■ Exercise directions
Return every line of the records that includes the string "Yahoo".
=== Available data ===
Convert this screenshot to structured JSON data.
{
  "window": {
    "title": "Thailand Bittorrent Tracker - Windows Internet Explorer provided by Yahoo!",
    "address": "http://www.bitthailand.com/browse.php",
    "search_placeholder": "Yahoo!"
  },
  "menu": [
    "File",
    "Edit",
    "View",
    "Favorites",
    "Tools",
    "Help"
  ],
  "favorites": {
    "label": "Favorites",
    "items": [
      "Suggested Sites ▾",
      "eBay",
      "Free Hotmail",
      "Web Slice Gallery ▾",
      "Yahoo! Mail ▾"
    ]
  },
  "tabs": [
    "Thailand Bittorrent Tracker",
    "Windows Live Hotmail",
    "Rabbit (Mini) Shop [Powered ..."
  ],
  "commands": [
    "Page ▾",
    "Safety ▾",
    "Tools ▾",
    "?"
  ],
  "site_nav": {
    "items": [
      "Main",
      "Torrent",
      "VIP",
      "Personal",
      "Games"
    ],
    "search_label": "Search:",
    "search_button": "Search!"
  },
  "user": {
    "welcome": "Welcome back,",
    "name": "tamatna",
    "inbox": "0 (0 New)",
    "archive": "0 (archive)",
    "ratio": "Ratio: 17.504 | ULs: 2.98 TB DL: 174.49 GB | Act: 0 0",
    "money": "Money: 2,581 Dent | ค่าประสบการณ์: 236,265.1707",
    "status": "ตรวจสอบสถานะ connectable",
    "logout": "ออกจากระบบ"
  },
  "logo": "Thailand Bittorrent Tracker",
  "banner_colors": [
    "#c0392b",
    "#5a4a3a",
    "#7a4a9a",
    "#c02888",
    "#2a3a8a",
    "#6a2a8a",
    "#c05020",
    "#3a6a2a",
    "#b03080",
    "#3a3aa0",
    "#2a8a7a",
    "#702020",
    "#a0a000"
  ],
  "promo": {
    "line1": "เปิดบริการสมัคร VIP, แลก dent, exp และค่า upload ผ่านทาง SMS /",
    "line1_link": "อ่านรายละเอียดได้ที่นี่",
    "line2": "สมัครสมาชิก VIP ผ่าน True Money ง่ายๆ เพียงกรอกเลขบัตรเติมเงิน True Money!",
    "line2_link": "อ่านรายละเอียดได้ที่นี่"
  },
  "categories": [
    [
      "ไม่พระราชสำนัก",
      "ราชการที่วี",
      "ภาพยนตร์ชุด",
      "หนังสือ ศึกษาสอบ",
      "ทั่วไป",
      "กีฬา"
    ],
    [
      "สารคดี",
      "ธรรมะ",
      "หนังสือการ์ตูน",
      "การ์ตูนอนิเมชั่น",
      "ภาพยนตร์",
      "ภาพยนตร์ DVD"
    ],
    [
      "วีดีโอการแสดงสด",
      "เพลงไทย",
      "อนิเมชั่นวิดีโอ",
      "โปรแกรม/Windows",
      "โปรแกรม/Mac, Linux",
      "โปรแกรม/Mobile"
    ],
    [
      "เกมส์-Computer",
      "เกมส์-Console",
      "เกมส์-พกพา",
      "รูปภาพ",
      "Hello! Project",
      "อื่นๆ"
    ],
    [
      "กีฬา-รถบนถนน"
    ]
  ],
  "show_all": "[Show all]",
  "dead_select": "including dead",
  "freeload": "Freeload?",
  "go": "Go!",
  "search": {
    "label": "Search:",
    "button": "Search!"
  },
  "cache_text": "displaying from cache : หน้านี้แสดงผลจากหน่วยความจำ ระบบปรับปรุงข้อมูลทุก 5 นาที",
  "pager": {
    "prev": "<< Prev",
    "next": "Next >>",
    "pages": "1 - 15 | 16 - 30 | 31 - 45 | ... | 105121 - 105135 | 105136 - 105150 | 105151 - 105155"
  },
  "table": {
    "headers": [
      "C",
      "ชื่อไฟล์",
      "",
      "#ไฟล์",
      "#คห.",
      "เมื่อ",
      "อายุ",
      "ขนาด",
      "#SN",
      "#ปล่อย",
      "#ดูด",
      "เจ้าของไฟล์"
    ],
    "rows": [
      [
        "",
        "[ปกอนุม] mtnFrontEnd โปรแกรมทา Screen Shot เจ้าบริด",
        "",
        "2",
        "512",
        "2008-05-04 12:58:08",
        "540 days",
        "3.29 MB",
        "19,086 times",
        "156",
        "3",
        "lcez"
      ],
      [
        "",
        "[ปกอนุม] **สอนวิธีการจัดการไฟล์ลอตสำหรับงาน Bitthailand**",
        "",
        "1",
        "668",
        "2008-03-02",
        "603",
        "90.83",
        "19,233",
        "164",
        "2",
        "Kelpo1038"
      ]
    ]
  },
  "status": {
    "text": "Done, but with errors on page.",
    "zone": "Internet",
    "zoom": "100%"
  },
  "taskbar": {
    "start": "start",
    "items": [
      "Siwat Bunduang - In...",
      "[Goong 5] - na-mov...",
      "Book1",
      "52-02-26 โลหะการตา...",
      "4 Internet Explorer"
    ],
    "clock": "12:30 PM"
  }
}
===
■ Reply to the exercise
    "title": "Thailand Bittorrent Tracker - Windows Internet Explorer provided by Yahoo!",
    "search_placeholder": "Yahoo!"
      "Yahoo! Mail ▾"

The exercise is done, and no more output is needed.